Brenda W. Clough spent much of her childhood overseas, courtesy of the U.S. government. Her first fantasy novel, The Crystal Crown, was published by DAW in 1984. She has also written The Dragon of Mishbil (1985), The Realm Beneath (1986), and The Name of the Sun (1988). Her children’s novel, An Impossumble Summer (1992), is set in her own house in Virginia, where she lives in a cottage at the edge of a forest. Her novel How Like a God, available from BVC, was published by Tor Books in 1997, and a sequel, Doors of Death and Life, was published in May 2000. Her latest novels from Book View Cafe include Revise the World (2009) and Speak to Our Desires. Her novel A Most Dangerous Woman is being serialized by Serial Box. Her novel The River Twice is newly available from BVC.

Comments

Romeo & Juliet: A Very Short Review — 2 Comments

  1. Just for the sake of quibbling, stagings are really not more rare: it’s just that incalculably fewer people get to see each individual staging. But I’ve seen at least two dozen R&J’s on stage, and maybe three film versions?

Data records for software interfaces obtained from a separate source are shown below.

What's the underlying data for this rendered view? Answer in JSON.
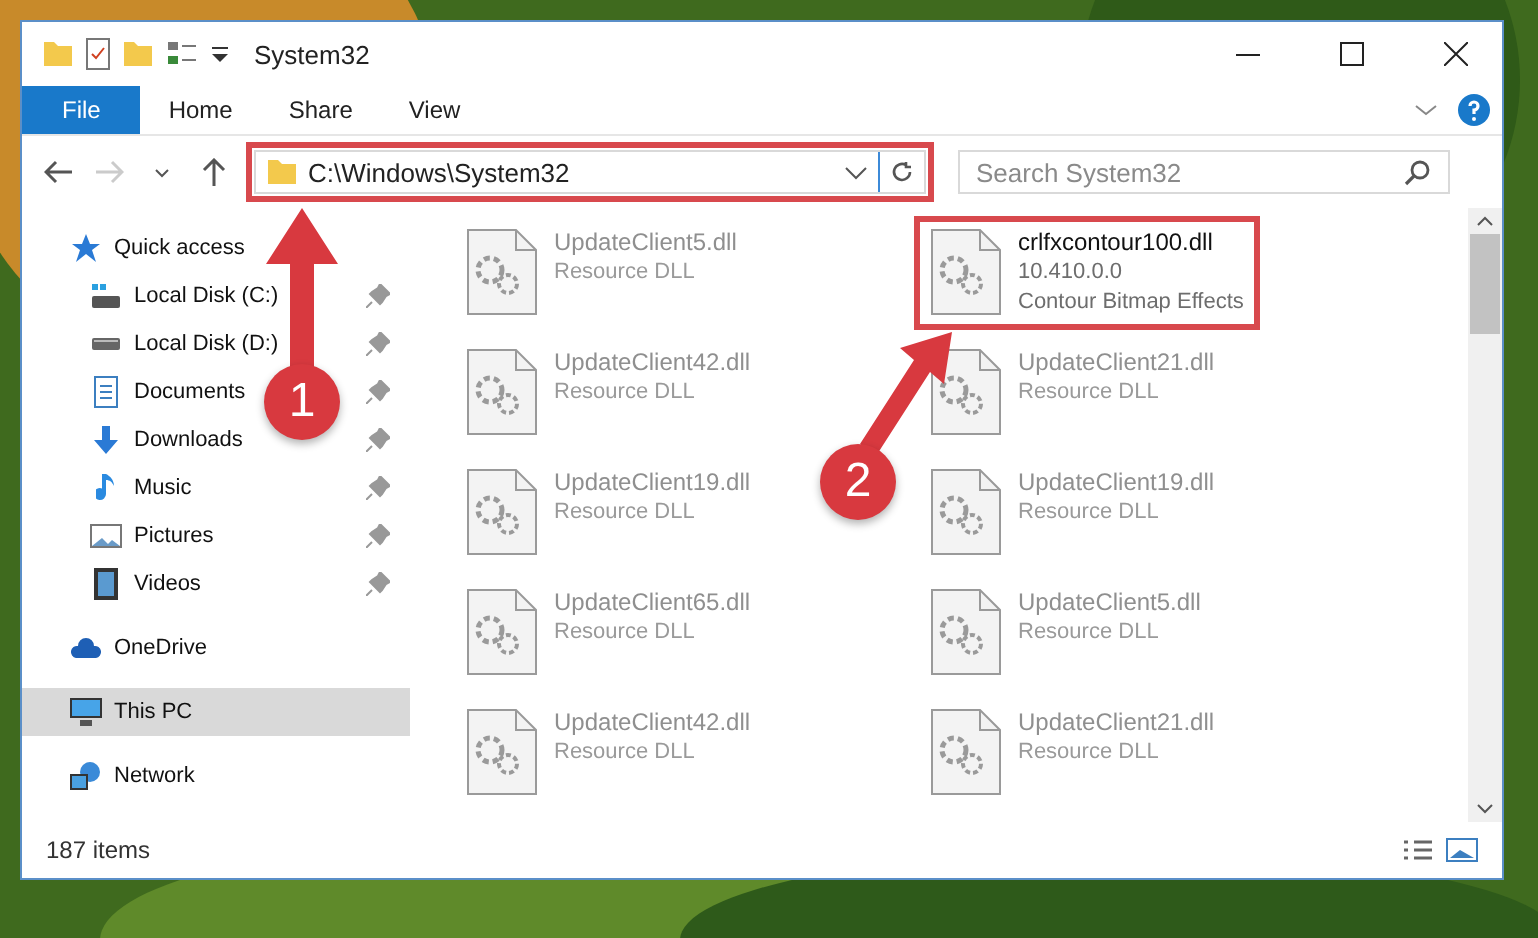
{
  "window": {
    "title": "System32"
  },
  "ribbon_tabs": [
    {
      "label": "File",
      "kind": "file"
    },
    {
      "label": "Home",
      "kind": "tab"
    },
    {
      "label": "Share",
      "kind": "tab"
    },
    {
      "label": "View",
      "kind": "tab"
    }
  ],
  "address_bar": {
    "path": "C:\\Windows\\System32",
    "forward_disabled": true,
    "highlighted": true
  },
  "search": {
    "placeholder": "Search System32"
  },
  "sidebar": {
    "items": [
      {
        "label": "Quick access",
        "kind": "star",
        "selected": false,
        "children": [
          {
            "label": "Local Disk (C:)",
            "kind": "system-drive",
            "pinned": true,
            "selected": false
          },
          {
            "label": "Local Disk (D:)",
            "kind": "drive",
            "pinned": true,
            "selected": false
          },
          {
            "label": "Documents",
            "kind": "documents",
            "pinned": true,
            "selected": false
          },
          {
            "label": "Downloads",
            "kind": "downloads",
            "pinned": true,
            "selected": false
          },
          {
            "label": "Music",
            "kind": "music",
            "pinned": true,
            "selected": false
          },
          {
            "label": "Pictures",
            "kind": "pictures",
            "pinned": true,
            "selected": false
          },
          {
            "label": "Videos",
            "kind": "videos",
            "pinned": true,
            "selected": false
          }
        ]
      },
      {
        "label": "OneDrive",
        "kind": "cloud",
        "selected": false
      },
      {
        "label": "This PC",
        "kind": "computer",
        "selected": true
      },
      {
        "label": "Network",
        "kind": "network",
        "selected": false
      }
    ]
  },
  "files": [
    {
      "name": "UpdateClient5.dll",
      "lines": [
        "Resource DLL"
      ],
      "dimmed": true,
      "highlighted": false
    },
    {
      "name": "crlfxcontour100.dll",
      "lines": [
        "10.410.0.0",
        "Contour Bitmap Effects"
      ],
      "dimmed": false,
      "highlighted": true
    },
    {
      "name": "UpdateClient42.dll",
      "lines": [
        "Resource DLL"
      ],
      "dimmed": true,
      "highlighted": false
    },
    {
      "name": "UpdateClient21.dll",
      "lines": [
        "Resource DLL"
      ],
      "dimmed": true,
      "highlighted": false
    },
    {
      "name": "UpdateClient19.dll",
      "lines": [
        "Resource DLL"
      ],
      "dimmed": true,
      "highlighted": false
    },
    {
      "name": "UpdateClient19.dll",
      "lines": [
        "Resource DLL"
      ],
      "dimmed": true,
      "highlighted": false
    },
    {
      "name": "UpdateClient65.dll",
      "lines": [
        "Resource DLL"
      ],
      "dimmed": true,
      "highlighted": false
    },
    {
      "name": "UpdateClient5.dll",
      "lines": [
        "Resource DLL"
      ],
      "dimmed": true,
      "highlighted": false
    },
    {
      "name": "UpdateClient42.dll",
      "lines": [
        "Resource DLL"
      ],
      "dimmed": true,
      "highlighted": false
    },
    {
      "name": "UpdateClient21.dll",
      "lines": [
        "Resource DLL"
      ],
      "dimmed": true,
      "highlighted": false
    }
  ],
  "status_bar": {
    "item_count": "187 items"
  },
  "annotations": [
    {
      "label": "1"
    },
    {
      "label": "2"
    }
  ]
}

  2. It’s a staple of high school English classes in the US (JULIUS CAESAR in 9th grade, MACBETH in 10th, R&J in 11th, HAMLET in 12th) and nearly everyone gets to see the movie version because it’s difficult to haul a classful of surly teens to a theater. And expensive. A thrilling modern development is when the really popular productions (HAMILTON for one) makes an effort to make showings available to students. Somewhere around here there must be a site that keeps track of which Shakespeare play is most often staged.